BEIJING (AP) — A gas explosion after a partial building collapse in the northern Chinese port city of Tianjin on Tuesday morning left three people missing and 11 injured.
The event remains under investigation, but it appears to point to the deterioration of infrastructure following more than three decades of breakneck economic growth.
That development has vastly boosted living standards while often skirting safety and environmental regulation.
Three floors of the six-story building collapsed. The official Xinhua News Agency reported the subsequent explosion occurred around 7:15 a.m.
Photos from the scene showed upper stories of the building caved in, but no obvious damage to neighboring units.
Tianjin lies roughly an hour by train from Beijing and has long been one of China’s most developed and international cities.
A massive 2015 explosion at a chemical warehouse in Tianjin killed 173 people, most of them firefighters and police officers. The chemicals were found to be falsely registered and stored, with local officials found complicit in turning a blind eye to the potential threat.
China is replacing decades-old infrastructure, with natural gas lines used for cooking, heat and power generation a particular concern.
A 2013 blast in the northeastern port of Qingdao killed 62 people when underground pipelines ripped open following a leak.
Smaller incidents have followed since, including explosions at a hotel in the northeastern city of Shenyang and a residential community in the central city of Shiyan that left a combined 28 people dead.
Building codes are also loosely enforced in rural areas and suburbs, with additional levels added to homes and businesses that lack the structural integrity to support them.
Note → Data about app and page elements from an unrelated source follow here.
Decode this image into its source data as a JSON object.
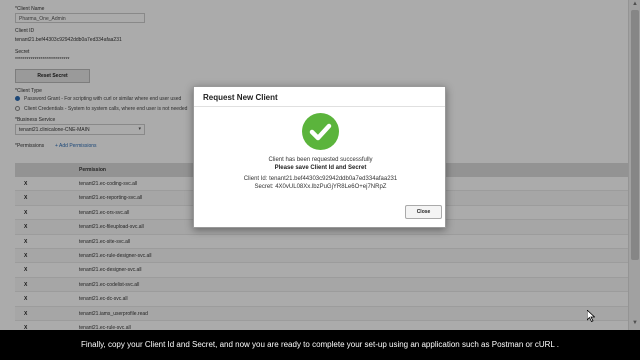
{
  "form": {
    "client_name_label": "*Client Name",
    "client_name_value": "Pharma_One_Admin",
    "client_id_label": "Client ID",
    "client_id_value": "tenant21.bef44303c92942ddb0a7ed334afaa231",
    "secret_label": "Secret",
    "secret_value": "****************************",
    "reset_secret_button": "Reset Secret",
    "client_type_label": "*Client Type",
    "client_type_options": [
      {
        "label": "Password Grant - For scripting with curl or similar where end user used"
      },
      {
        "label": "Client Credentials - System to system calls, where end user is not needed"
      }
    ],
    "business_service_label": "*Business Service",
    "business_service_value": "tenant21.clinicalone-CNE-MAIN",
    "permissions_label": "*Permissions",
    "add_permissions_link": "+ Add Permissions"
  },
  "table": {
    "header": "Permission",
    "remove_glyph": "X",
    "rows": [
      "tenant21.ec-coding-svc.all",
      "tenant21.ec-reporting-svc.all",
      "tenant21.ec-ors-svc.all",
      "tenant21.ec-fileupload-svc.all",
      "tenant21.ec-site-svc.all",
      "tenant21.ec-rule-designer-svc.all",
      "tenant21.ec-designer-svc.all",
      "tenant21.ec-codelist-svc.all",
      "tenant21.ec-dc-svc.all",
      "tenant21.iams_userprofile.read",
      "tenant21.ec-rule-svc.all"
    ]
  },
  "modal": {
    "title": "Request New Client",
    "icon": "check-circle-icon",
    "line1": "Client has been requested successfully",
    "line2": "Please save Client Id and Secret",
    "client_id_line": "Client Id: tenant21.bef44303c92942ddb0a7ed334afaa231",
    "secret_line": "Secret: 4X0vUL08Xx.lbzPuGjYR8Le6O+ej7NRpZ",
    "close_button": "Close"
  },
  "caption": "Finally, copy your Client Id and Secret, and now you are ready to complete your set-up using an application such as Postman or cURL .",
  "colors": {
    "accent": "#2a6bb3",
    "success": "#5bb43c",
    "caption_bg": "#000000"
  }
}
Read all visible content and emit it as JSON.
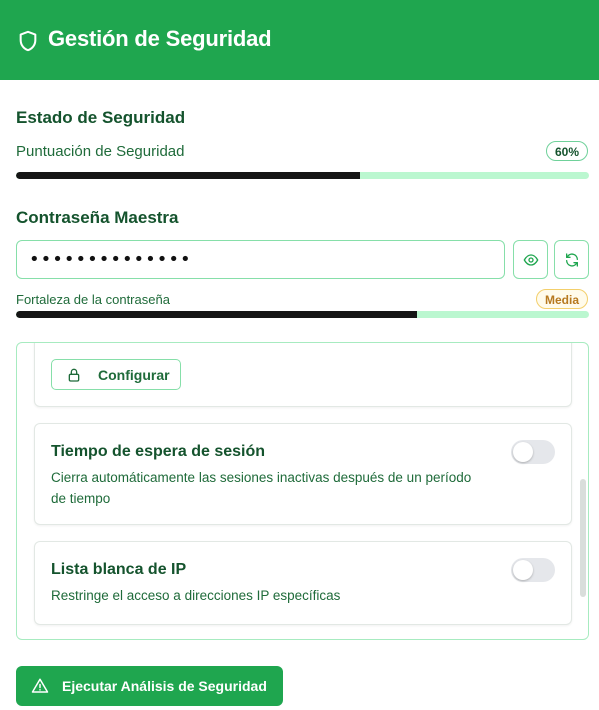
{
  "header": {
    "title": "Gestión de Seguridad",
    "icon": "shield-icon"
  },
  "status": {
    "heading": "Estado de Seguridad",
    "score_label": "Puntuación de Seguridad",
    "score_badge": "60%",
    "score_value": 0.6
  },
  "master_password": {
    "heading": "Contraseña Maestra",
    "value": "••••••••••••••",
    "show_icon": "eye-icon",
    "regenerate_icon": "refresh-icon",
    "strength_label": "Fortaleza de la contraseña",
    "strength_badge": "Media",
    "strength_value": 0.7
  },
  "settings": {
    "configure_label": "Configurar",
    "configure_icon": "lock-icon",
    "items": [
      {
        "title": "Tiempo de espera de sesión",
        "description_line1": "Cierra automáticamente las sesiones inactivas después de un período",
        "description_line2": "de tiempo",
        "enabled": false
      },
      {
        "title": "Lista blanca de IP",
        "description_line1": "Restringe el acceso a direcciones IP específicas",
        "enabled": false
      }
    ]
  },
  "actions": {
    "scan_label": "Ejecutar Análisis de Seguridad",
    "scan_icon": "warning-icon"
  },
  "colors": {
    "primary": "#1fa64f",
    "text": "#14532d",
    "track": "#bbf7d0",
    "warning_badge": "#b7791f"
  }
}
In April, a block that included apartments and restaurants collapsed in the city of Changsha, killing 53 people.